English is a unique language. Depending on who you ask, it is either a Germanic language heavily influenced by French culture and language (which was dominant on the British Isles for nearly five centuries) or a Romance language with strong ties to harsher Germanic languages. If even professionals can’t entirely agree on what English is, that might explain why its sound inventory is so tricky to wrap one’s head (and tongue) around. Come to think of it, that’s probably why so many words in English are so hard to pronounce.
Today, we are going to take a look at ten of the most difficult words to say in English. If you’re reading this page, you are either a student of English as a second language looking to improve your communication skills, or someone generally interested in learning about English. In either case, this list might prove interesting to share with your English language teacher, who can coach you on the particular cadence of each word and give you tricks to make them sound more natural.
Please keep in mind that pronunciation is always difficult, and though people commonly believe your accent cannot change, taking a business English class or having private lessons with a teacher can dramatically improve your language competencies, including pronunciation. If you’re looking for quick tricks on how to improve your overall accent, there are a number of articles and videos available. When I coach my students on how to sound like a native, I usually show them this video: https://www.youtube.com/watch?v=d0yGdNEWdn0&t=10s. (Though it is aimed at beginners, it has interesting ideas for all levels.)
Without further ado, here are some words you can practice out loud and use to impress your friends—once you’re confident enough.
- Rural /ROO-ruhl/
If you want to talk about the benefits of living outside the big city, this is a word you will need to learn. The double r’s are difficult for most ESL students because the sound is rarely (there is another double-r) found in other languages.
- Focus /FOH-kuhs/
Please don’t swear at me. If you pronounce this word incorrectly, that’s essentially what you’re doing. Make sure to pronounce this nice and slow and put the stress on the first syllable. It should lead to much smoother staff meetings.
- Brewery /BROO-ree/
Like number 1 above, this word is a must-have when talking about your favourite spots around town.
- Squirrel /SKWURL/ or /SKWUR-uhl/
Despite having three syllables in its spelling, this adorable (but long) word usually pronounces only one.
- Throughout /THROO-owt/
Not to be confused with thought, through, though, and tough (sorry, they all look similar but have nothing to do with one another), this preposition is useful for talking about large spaces or long periods of time. It will make you sound sharp and articulate—provided you practice it a few times.
- Comfortable /KUHMF-ter-buh l/
Like temperature and chocolate, this word drops an entire syllable.
- February /FEB-roo-er-ee/
You can stop saying “the second month of the year” once you get this down.
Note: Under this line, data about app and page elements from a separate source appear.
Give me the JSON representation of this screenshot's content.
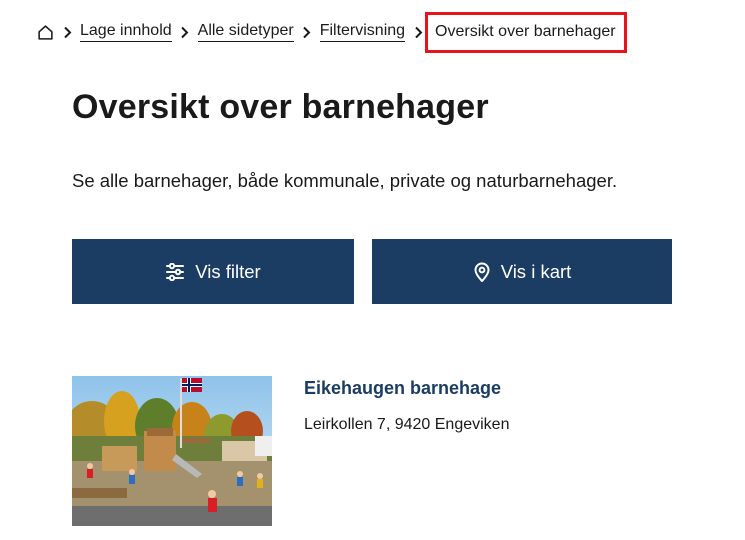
{
  "breadcrumb": {
    "home_icon": "home-icon",
    "separator_icon": "chevron-right-icon",
    "items": [
      {
        "label": "Lage innhold"
      },
      {
        "label": "Alle sidetyper"
      },
      {
        "label": "Filtervisning"
      }
    ],
    "current": "Oversikt over barnehager"
  },
  "page": {
    "title": "Oversikt over barnehager",
    "lead": "Se alle barnehager, både kommunale, private og naturbarnehager."
  },
  "actions": {
    "filter": {
      "label": "Vis filter",
      "icon": "sliders-icon"
    },
    "map": {
      "label": "Vis i kart",
      "icon": "map-pin-icon"
    }
  },
  "results": [
    {
      "name": "Eikehaugen barnehage",
      "address": "Leirkollen 7, 9420 Engeviken"
    }
  ],
  "colors": {
    "primary": "#1b3d64",
    "highlight": "#e8141c",
    "text": "#1a1a1a"
  }
}
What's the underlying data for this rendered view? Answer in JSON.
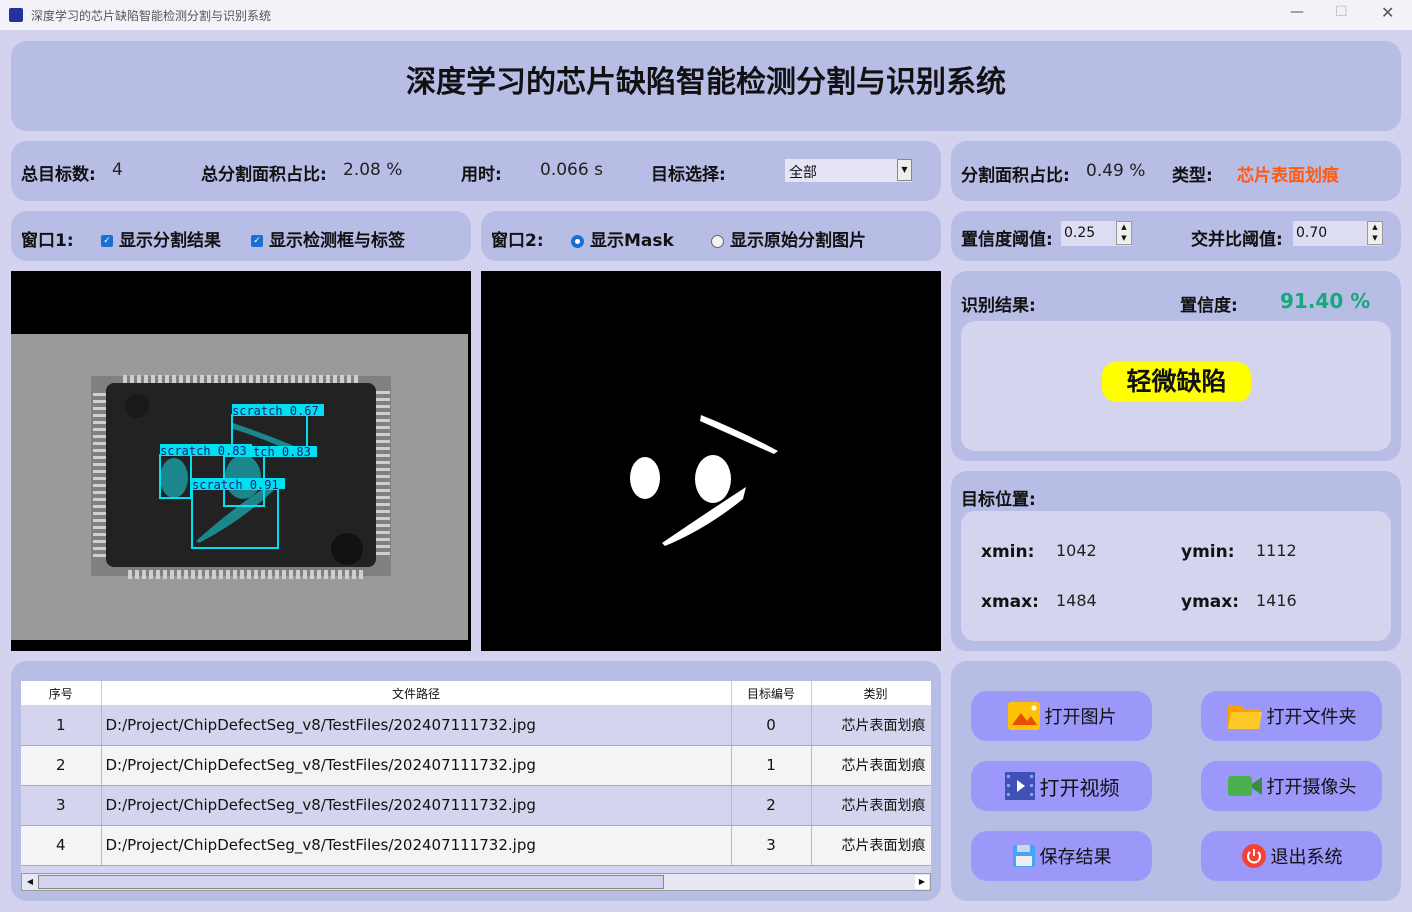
{
  "window": {
    "title": "深度学习的芯片缺陷智能检测分割与识别系统"
  },
  "header": {
    "title": "深度学习的芯片缺陷智能检测分割与识别系统"
  },
  "stats": {
    "total_label": "总目标数:",
    "total": "4",
    "area_label": "总分割面积占比:",
    "area": "2.08 %",
    "time_label": "用时:",
    "time": "0.066 s",
    "target_label": "目标选择:",
    "target_value": "全部"
  },
  "seg": {
    "area_label": "分割面积占比:",
    "area": "0.49 %",
    "type_label": "类型:",
    "type": "芯片表面划痕"
  },
  "window1": {
    "label": "窗口1:",
    "opt1": "显示分割结果",
    "opt2": "显示检测框与标签"
  },
  "window2": {
    "label": "窗口2:",
    "opt1": "显示Mask",
    "opt2": "显示原始分割图片"
  },
  "thresholds": {
    "conf_label": "置信度阈值:",
    "conf": "0.25",
    "iou_label": "交并比阈值:",
    "iou": "0.70"
  },
  "detections": [
    "scratch  0.67",
    "scratch  0.83",
    "tch  0.83",
    "scratch  0.91"
  ],
  "result": {
    "label": "识别结果:",
    "conf_label": "置信度:",
    "conf": "91.40 %",
    "value": "轻微缺陷"
  },
  "position": {
    "label": "目标位置:",
    "xmin_label": "xmin:",
    "xmin": "1042",
    "ymin_label": "ymin:",
    "ymin": "1112",
    "xmax_label": "xmax:",
    "xmax": "1484",
    "ymax_label": "ymax:",
    "ymax": "1416"
  },
  "table": {
    "headers": [
      "序号",
      "文件路径",
      "目标编号",
      "类别"
    ],
    "rows": [
      [
        "1",
        "D:/Project/ChipDefectSeg_v8/TestFiles/202407111732.jpg",
        "0",
        "芯片表面划痕"
      ],
      [
        "2",
        "D:/Project/ChipDefectSeg_v8/TestFiles/202407111732.jpg",
        "1",
        "芯片表面划痕"
      ],
      [
        "3",
        "D:/Project/ChipDefectSeg_v8/TestFiles/202407111732.jpg",
        "2",
        "芯片表面划痕"
      ],
      [
        "4",
        "D:/Project/ChipDefectSeg_v8/TestFiles/202407111732.jpg",
        "3",
        "芯片表面划痕"
      ]
    ]
  },
  "buttons": {
    "open_image": "打开图片",
    "open_folder": "打开文件夹",
    "open_video": "打开视频",
    "open_camera": "打开摄像头",
    "save": "保存结果",
    "exit": "退出系统"
  },
  "colors": {
    "type": "#ff5a10",
    "conf": "#14a87a",
    "badge": "#ffff00",
    "button": "#9b98fa",
    "panel": "#b8bde6"
  }
}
Stress the first syllable and let the rest roll off the lips.
- Phenomenon /fi-NOM-uh-non/
A word featured surprisingly often in music, “phenomenon” is a good word to learn when talking English business, news, and even science. Listen to this song for a good rhythm to imitate: https://www.youtube.com/watch?v=Rq4TDpa1zF0
- Worcestershire /WOO S-ter-sher/
It doesn’t have half the syllables it seems to. Figure this one out and you’ll earn a place in Hell’s Kitchen.
- Antidisestablishmentarianism /an-tee-dis-uh-stab-lish-muh n-TAIR-ee-uh-niz-uh m/
Don’t worry about this one. It is often said to be the longest word in the English language, and any lesson on the hardest pronunciation wouldn’t be complete without it.
That’s all for today. Which word did you find was the hardest to pronounce?